March 17, 2010


JAMA. 2010;303(11):1096. doi:10.1001/jama.2010.242

To overcome the ravages of cancer has become a fixed purpose with the medical profession, and the struggle has aroused the active interest of the general public. Endowments and other gifts for the study of cancer have reached a large sum. We recently3 called attention to some of the large benefactions for this purpose. In this connection, an announcement made in the news columns of this issue is of especial interest. The St. Louis Skin and Cancer Hospital, one of the few institutions in the United States already doing good work along this line, is to establish and equip a research laboratory for the study of cancer. . . . Dr. Leo Loeb, formerly professor of experimental pathology in the University of Pennsylvania, is to be the director of the new laboratory, and under his guidance progress along scientific lines will undoubtedly be made.

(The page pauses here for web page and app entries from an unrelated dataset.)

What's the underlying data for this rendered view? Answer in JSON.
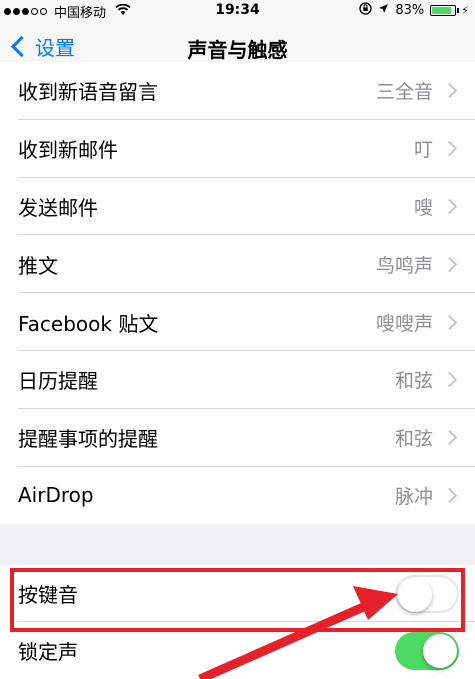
{
  "status_bar": {
    "carrier": "中国移动",
    "time": "19:34",
    "battery_percent": "83%",
    "battery_level": 0.83
  },
  "nav": {
    "back_label": "设置",
    "title": "声音与触感"
  },
  "sound_rows": [
    {
      "label": "收到新语音留言",
      "value": "三全音"
    },
    {
      "label": "收到新邮件",
      "value": "叮"
    },
    {
      "label": "发送邮件",
      "value": "嗖"
    },
    {
      "label": "推文",
      "value": "鸟鸣声"
    },
    {
      "label": "Facebook 贴文",
      "value": "嗖嗖声"
    },
    {
      "label": "日历提醒",
      "value": "和弦"
    },
    {
      "label": "提醒事项的提醒",
      "value": "和弦"
    },
    {
      "label": "AirDrop",
      "value": "脉冲"
    }
  ],
  "toggle_rows": [
    {
      "label": "按键音",
      "on": false
    },
    {
      "label": "锁定声",
      "on": true
    }
  ],
  "colors": {
    "accent": "#007aff",
    "toggle_on": "#4cd964",
    "annotation": "#e8202a"
  }
}
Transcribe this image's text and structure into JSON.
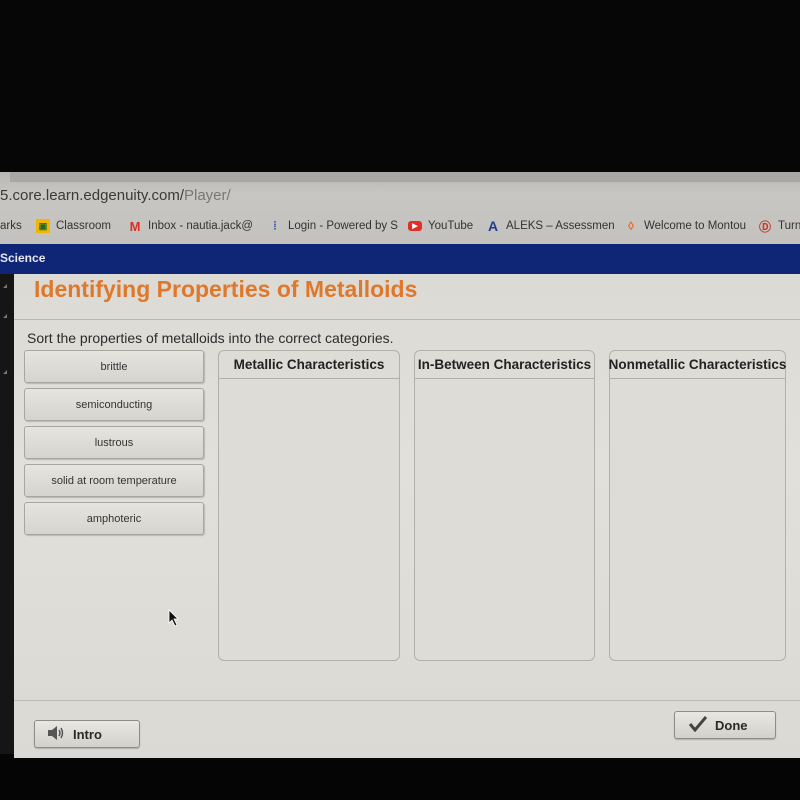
{
  "browser": {
    "url_host": "5.core.learn.edgenuity.com/",
    "url_path": "Player/",
    "bookmarks": [
      {
        "label": "arks",
        "icon": "none"
      },
      {
        "label": "Classroom",
        "icon": "classroom-icon",
        "color": "#f2b600"
      },
      {
        "label": "Inbox - nautia.jack@",
        "icon": "gmail-icon",
        "color": "#d93025"
      },
      {
        "label": "Login - Powered by S",
        "icon": "login-icon",
        "color": "#2b4fa8"
      },
      {
        "label": "YouTube",
        "icon": "youtube-icon",
        "color": "#e52d27"
      },
      {
        "label": "ALEKS – Assessmen",
        "icon": "aleks-icon",
        "color": "#1e3f8c"
      },
      {
        "label": "Welcome to Montou",
        "icon": "montour-icon",
        "color": "#e86a1c"
      },
      {
        "label": "Turn",
        "icon": "turnitin-icon",
        "color": "#c0392b"
      }
    ]
  },
  "site": {
    "subject": "Science",
    "bar_color": "#0f2576"
  },
  "activity": {
    "title": "Identifying Properties of Metalloids",
    "title_color": "#e0782b",
    "instructions": "Sort the properties of metalloids into the correct categories.",
    "items": [
      "brittle",
      "semiconducting",
      "lustrous",
      "solid at room temperature",
      "amphoteric"
    ],
    "categories": [
      {
        "label": "Metallic Characteristics",
        "items": []
      },
      {
        "label": "In-Between Characteristics",
        "items": []
      },
      {
        "label": "Nonmetallic Characteristics",
        "items": []
      }
    ]
  },
  "footer": {
    "intro_label": "Intro",
    "done_label": "Done"
  }
}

Although for a number of years the study of cancer seemed to make no progress, and the many theories as to its origin were one by one exploded or failed of confirmation, within the last few years definite progress seems to have been made, and this has given a new impetus to the study. The report, made at the last International Medical Congress, of the investigations carried on by the British Imperial Cancer Research Fund; reports from other sources in this country that cancerous tumors can be perpetuated in successive generations of animals even for years; the production of experimental tumors, some of them with all the characteristics of cancer, by means of the x-ray and by other means; the establishment of an apparent immunity by inoculation in animals—all these things indicate progress toward the final solution of this difficult problem. The multiplying of endowments and laboratories for the study of cancer is most gratifying and will hasten the time when conclusions of value can be drawn. St. Louis is to be congratulated on this new laboratory and the increased facilities for studying this vital problem; and much credit is due the founder of the hospital, the board of directors and the people of that city for their recognition of an important public duty.